About this exercise> Filter the listing below for "房屋建筑工程" and report every line that has it.

* * *

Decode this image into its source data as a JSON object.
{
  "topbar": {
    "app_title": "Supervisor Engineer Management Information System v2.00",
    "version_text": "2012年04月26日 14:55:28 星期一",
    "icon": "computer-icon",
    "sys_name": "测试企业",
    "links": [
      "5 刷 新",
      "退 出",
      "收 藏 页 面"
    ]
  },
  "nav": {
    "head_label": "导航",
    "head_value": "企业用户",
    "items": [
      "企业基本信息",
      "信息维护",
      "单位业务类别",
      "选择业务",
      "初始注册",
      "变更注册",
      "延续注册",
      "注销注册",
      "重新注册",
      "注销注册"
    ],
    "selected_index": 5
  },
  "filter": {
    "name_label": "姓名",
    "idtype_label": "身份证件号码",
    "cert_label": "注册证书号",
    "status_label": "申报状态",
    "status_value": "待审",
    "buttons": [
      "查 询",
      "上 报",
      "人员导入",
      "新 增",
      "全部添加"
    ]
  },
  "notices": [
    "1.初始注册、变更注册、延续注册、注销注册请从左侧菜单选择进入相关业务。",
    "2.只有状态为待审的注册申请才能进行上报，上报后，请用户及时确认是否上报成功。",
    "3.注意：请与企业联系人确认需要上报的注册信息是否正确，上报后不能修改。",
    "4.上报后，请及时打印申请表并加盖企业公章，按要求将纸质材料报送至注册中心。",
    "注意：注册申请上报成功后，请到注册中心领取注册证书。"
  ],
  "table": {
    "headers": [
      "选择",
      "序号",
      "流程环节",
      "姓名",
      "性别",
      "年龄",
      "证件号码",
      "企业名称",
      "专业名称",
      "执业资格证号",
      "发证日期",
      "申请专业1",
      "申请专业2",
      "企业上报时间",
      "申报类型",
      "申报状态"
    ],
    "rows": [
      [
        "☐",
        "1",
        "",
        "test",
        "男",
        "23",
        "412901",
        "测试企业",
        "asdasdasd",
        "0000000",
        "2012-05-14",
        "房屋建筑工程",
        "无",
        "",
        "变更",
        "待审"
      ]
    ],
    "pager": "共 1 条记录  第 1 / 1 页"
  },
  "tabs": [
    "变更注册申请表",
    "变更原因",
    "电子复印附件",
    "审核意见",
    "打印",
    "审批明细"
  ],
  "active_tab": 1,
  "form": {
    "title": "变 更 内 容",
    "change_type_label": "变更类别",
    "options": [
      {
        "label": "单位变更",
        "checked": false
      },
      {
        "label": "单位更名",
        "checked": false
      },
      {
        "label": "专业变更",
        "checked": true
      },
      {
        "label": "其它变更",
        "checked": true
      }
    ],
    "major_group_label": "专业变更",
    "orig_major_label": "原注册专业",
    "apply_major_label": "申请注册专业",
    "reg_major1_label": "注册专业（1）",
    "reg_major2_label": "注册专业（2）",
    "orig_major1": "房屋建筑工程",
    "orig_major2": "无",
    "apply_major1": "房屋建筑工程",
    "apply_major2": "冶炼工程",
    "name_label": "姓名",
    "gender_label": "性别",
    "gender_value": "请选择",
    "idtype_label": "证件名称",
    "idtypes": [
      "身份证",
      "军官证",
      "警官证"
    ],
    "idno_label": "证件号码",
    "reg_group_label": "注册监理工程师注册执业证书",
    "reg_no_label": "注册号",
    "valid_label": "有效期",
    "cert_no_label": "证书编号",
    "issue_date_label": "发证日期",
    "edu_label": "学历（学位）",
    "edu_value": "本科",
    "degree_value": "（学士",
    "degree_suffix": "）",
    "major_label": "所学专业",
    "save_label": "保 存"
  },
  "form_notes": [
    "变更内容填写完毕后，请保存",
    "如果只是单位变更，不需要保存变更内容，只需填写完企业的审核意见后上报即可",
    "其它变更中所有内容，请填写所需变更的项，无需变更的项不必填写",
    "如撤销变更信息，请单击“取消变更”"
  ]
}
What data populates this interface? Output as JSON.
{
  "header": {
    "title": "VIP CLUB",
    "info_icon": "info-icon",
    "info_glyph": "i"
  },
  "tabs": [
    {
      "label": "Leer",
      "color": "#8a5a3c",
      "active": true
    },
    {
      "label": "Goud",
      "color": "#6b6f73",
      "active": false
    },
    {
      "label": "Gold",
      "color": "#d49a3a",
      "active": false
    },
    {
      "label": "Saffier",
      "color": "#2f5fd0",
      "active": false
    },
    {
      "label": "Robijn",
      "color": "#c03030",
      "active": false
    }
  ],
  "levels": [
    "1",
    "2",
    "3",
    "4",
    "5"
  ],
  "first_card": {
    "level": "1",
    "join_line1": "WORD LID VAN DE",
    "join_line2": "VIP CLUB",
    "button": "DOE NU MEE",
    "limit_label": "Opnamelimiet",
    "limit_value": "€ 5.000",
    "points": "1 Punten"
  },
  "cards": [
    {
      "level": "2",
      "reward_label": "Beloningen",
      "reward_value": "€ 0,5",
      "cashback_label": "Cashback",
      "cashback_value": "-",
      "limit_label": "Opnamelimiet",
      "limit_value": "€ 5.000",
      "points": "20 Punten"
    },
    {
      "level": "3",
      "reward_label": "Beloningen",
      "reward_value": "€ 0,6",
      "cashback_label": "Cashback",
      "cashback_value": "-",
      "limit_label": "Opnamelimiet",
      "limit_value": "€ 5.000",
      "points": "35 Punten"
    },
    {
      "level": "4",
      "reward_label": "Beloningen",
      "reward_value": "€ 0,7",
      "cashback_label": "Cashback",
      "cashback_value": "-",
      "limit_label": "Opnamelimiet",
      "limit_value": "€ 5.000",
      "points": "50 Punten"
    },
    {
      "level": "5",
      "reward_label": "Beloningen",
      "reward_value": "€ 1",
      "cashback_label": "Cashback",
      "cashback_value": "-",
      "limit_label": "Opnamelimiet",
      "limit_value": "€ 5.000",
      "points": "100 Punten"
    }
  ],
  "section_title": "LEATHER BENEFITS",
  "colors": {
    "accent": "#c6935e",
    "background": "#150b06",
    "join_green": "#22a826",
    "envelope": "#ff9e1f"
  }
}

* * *

Response>
        "房屋建筑工程",
    "orig_major1": "房屋建筑工程",
    "apply_major1": "房屋建筑工程",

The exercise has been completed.